- The bartender who served the drinks is responsible, because if he hadn’t, then that person wouldn’t have been drunk.
- The car salesperson is responsible, because if he hadn’t sold the car to that person, he never would have been behind the wheel of the car that killed the victim.
I could go on and on, but ultimately, I feel that a person should be accountable for his own actions, not blame others for putting him in that situation.
Sorry for the long-windedness…
My all-time favorite jury story was the time that a Utah superior court judge was called to appear in her own court as a juror.
Another one along these lines occured in Indianapolis a while ago. Indiana Supreme Court Chief Justice Randall Shepard was called to serve as a juror in Marion County circuit court. It took them several hours to get around to him in the jury pool (due to grilling of other prospective jurors), and apparently neither the attorneys nor the judge recognized him for who he was until they looked at his juror information form. He was excused for cause, reportedly on the judge’s own motion (once they realized who he was).
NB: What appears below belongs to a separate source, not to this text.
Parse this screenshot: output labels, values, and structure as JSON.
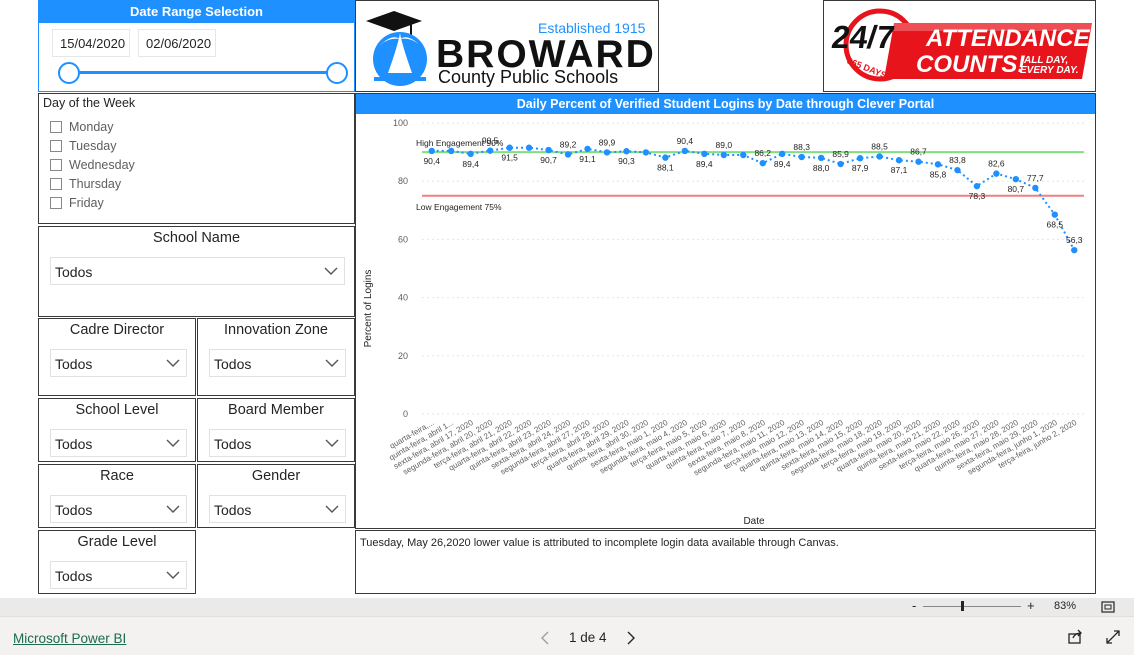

chief, if you search at http://www.google.com/ for ‘funny jury duty stories’ you can find a lot of them. Just in case you need some more
About ten years ago I was called to a courthouse for possible jury duty for the first time. The one and only time I was called for a juror pool, we waited in the courtroom while jurors were called, at random, from their numbers. I was not called at all, and I sense it was because I had the same last name (Montgomery) as the defense attorney, which might have inspired the prosecutor or even the judge to question me as to whether I am related to this lawyer or would even side with him just for having the same last name. I didn’t get called, so I guess it’s moot.
A number of years ago my mother was on a jury in a civil case, about an automobile collision. She got through the screening all right; but she later told me she was one of few who voted against the party who prevailed (in CA, civil verdicts, of course, need not be unanimous), because he was Oriental and she has long had a dislike of Oriental drivers. (This, of course, was not her own phrasing.)
poopah, I just wanted to point out that the entire premise of this thread is to tell these stories, long or short. If you want to tell it please do. You won’t be the first to have a long story on the board.